Project description:Spermatogonial stem cells (SSCs) can spontaneously dedifferentiate into embryonic stem cell (ESC)-like cells, which are designated as multipotent SSCs (mSSCs), without ectopic expression of reprogramming factors. Interestingly, SSCs express key pluripotency genes such as Oct4, Sox2, Klf4 and Myc. Therefore, molecular dissection of mSSC reprogramming may provide clues about novel endogenous reprogramming or pluripotency regulatory factors. Our comparative transcriptome analysis of mSSCs and induced pluripotent stem cells (iPSCs) suggests that they have similar pluripotency states but are reprogrammed via different transcriptional pathways. We identified 53 genes as putative pluripotency regulatory factors using an integrated systems biology approach. We demonstrated a selected candidate, Positive cofactor 4 (Pc4), can enhance the efficiency of somatic cell reprogramming by promoting and maintaining transcriptional activity of the key reprograming factors. These results suggest that Pc4 has an important role in inducing spontaneous somatic cell reprogramming via up-regulation of key pluripotency genes.

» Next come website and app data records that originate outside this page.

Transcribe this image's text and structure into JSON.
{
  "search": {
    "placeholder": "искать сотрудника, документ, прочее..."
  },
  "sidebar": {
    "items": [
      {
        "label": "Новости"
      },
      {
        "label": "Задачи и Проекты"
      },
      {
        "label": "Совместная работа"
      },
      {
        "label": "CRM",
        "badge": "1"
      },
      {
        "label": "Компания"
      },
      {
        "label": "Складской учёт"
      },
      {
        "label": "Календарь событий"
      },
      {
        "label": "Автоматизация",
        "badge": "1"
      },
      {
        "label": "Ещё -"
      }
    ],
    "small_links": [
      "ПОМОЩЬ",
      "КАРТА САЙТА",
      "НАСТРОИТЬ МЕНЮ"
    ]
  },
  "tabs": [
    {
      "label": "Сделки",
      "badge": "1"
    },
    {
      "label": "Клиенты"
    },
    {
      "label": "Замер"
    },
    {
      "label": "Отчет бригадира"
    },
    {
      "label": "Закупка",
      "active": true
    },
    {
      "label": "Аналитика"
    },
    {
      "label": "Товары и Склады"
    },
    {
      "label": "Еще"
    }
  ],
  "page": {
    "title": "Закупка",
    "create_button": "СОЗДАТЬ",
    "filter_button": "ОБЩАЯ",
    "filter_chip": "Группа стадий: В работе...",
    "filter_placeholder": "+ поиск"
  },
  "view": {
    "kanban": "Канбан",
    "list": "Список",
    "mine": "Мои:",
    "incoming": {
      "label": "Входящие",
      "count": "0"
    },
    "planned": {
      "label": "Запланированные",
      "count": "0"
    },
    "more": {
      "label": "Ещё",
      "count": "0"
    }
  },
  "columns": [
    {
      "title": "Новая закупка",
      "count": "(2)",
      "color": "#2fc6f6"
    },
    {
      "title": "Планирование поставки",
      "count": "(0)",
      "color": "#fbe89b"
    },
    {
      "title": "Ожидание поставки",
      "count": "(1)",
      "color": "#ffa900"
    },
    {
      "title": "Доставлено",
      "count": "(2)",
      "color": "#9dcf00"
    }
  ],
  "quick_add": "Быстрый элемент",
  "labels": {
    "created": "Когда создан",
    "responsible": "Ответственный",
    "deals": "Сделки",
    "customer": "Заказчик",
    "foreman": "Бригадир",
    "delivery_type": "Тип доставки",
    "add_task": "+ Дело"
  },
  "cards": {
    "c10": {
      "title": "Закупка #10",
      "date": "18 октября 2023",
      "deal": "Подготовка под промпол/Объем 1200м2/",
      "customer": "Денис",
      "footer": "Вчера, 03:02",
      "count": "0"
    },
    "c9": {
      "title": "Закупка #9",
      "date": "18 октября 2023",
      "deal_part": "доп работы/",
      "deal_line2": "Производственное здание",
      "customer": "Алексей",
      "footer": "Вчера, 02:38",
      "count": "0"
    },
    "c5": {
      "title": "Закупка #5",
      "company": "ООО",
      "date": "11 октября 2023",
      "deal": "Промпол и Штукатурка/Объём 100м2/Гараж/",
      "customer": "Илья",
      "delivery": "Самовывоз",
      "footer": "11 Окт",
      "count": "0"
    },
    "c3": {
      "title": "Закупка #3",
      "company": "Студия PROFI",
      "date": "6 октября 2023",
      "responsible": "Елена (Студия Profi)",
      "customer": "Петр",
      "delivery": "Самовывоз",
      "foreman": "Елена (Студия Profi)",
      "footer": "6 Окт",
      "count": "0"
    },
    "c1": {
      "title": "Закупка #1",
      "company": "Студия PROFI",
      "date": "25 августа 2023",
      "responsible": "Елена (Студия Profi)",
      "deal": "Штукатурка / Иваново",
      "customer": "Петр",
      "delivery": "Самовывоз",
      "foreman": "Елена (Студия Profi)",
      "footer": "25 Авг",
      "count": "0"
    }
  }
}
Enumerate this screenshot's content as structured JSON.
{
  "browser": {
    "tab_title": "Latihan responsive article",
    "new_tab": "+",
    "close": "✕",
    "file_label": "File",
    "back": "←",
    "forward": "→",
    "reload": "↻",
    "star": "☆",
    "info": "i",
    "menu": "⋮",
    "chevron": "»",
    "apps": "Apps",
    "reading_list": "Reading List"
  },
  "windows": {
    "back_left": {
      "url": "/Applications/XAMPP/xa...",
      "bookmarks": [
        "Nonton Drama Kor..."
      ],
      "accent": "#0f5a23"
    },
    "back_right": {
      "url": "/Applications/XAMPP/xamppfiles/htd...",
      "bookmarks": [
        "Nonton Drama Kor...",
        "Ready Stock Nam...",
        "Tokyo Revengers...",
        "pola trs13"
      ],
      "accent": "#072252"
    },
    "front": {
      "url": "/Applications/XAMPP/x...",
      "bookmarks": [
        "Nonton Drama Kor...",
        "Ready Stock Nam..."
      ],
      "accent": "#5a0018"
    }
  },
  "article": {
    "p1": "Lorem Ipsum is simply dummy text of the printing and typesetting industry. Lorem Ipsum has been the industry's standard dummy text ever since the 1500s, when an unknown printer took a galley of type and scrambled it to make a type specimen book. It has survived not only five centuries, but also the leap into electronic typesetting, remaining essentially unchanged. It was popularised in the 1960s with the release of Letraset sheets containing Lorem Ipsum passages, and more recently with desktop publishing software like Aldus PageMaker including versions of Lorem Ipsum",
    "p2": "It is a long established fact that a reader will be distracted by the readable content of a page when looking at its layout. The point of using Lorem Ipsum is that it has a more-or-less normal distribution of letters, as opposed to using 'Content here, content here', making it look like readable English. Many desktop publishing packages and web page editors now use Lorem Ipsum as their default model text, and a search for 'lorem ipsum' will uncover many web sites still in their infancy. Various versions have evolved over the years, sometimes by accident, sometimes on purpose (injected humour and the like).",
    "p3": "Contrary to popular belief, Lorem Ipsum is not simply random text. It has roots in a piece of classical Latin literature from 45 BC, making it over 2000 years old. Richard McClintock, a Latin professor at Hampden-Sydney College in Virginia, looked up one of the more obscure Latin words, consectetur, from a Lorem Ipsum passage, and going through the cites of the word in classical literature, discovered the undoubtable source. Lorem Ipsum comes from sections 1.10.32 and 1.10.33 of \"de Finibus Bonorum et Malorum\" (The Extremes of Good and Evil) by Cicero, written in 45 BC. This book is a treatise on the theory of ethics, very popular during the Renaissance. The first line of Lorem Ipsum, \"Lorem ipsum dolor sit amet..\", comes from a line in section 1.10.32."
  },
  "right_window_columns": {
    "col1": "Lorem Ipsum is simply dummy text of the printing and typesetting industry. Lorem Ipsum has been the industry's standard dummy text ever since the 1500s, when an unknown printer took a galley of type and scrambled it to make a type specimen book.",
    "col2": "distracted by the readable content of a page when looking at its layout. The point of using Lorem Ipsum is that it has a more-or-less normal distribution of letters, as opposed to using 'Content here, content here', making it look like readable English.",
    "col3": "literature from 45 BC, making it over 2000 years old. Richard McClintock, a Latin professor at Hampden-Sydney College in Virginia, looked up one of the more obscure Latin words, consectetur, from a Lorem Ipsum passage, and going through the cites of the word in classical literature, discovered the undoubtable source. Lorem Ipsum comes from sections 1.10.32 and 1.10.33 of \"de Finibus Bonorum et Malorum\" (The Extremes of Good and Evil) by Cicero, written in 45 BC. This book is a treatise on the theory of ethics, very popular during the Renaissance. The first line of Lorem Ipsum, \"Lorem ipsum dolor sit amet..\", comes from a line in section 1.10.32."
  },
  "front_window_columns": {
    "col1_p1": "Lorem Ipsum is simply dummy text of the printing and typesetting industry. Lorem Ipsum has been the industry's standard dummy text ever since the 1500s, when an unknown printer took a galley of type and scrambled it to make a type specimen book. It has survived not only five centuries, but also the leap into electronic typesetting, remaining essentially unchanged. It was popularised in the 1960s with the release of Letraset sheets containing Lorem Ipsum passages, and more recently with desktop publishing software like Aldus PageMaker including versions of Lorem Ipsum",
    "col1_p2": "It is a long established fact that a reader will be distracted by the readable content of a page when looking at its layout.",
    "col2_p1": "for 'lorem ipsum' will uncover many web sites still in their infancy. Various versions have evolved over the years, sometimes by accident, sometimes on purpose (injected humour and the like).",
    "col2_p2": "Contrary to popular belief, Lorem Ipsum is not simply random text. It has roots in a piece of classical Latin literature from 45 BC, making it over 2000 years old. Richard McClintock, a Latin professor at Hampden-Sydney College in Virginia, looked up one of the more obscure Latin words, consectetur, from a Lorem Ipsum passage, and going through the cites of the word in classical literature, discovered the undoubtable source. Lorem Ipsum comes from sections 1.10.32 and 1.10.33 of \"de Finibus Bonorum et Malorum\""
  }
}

Project description:Spermatogonial stem and progenitor cells (SSCs) generate adult male gametes. During in vitro expansion, these unipotent murine cells spontaneously convert to multipotent adult spermatogonial-derived stem cells (MASCs). Here we investigate this conversion process through integrative transcriptomic and epigenomic analyses. We find in SSCs that promoters essential to maintenance and differentiation of embryonic stem cells (ESCs) are enriched with histone H3-lysine4 and -lysine 27 trimethylations. These bivalent modifications are maintained at most somatic promoters after conversion, bestowing MASCs an ESC-like promoter chromatin. At enhancers, the core pluripotency circuitry is activated partially in SSCs and completely in MASCs, concomitant with loss of germ cell-specific gene expression and initiation of embryonic-like programs. Furthermore, SSCs in vitro maintain the epigenomic characteristics of germ cells in vivo. Our observations suggest that SSCs encode innate plasticity through the epigenome and that both conversion of promoter chromatin states and activation of cell type-specific enhancers are prominent features of reprogramming.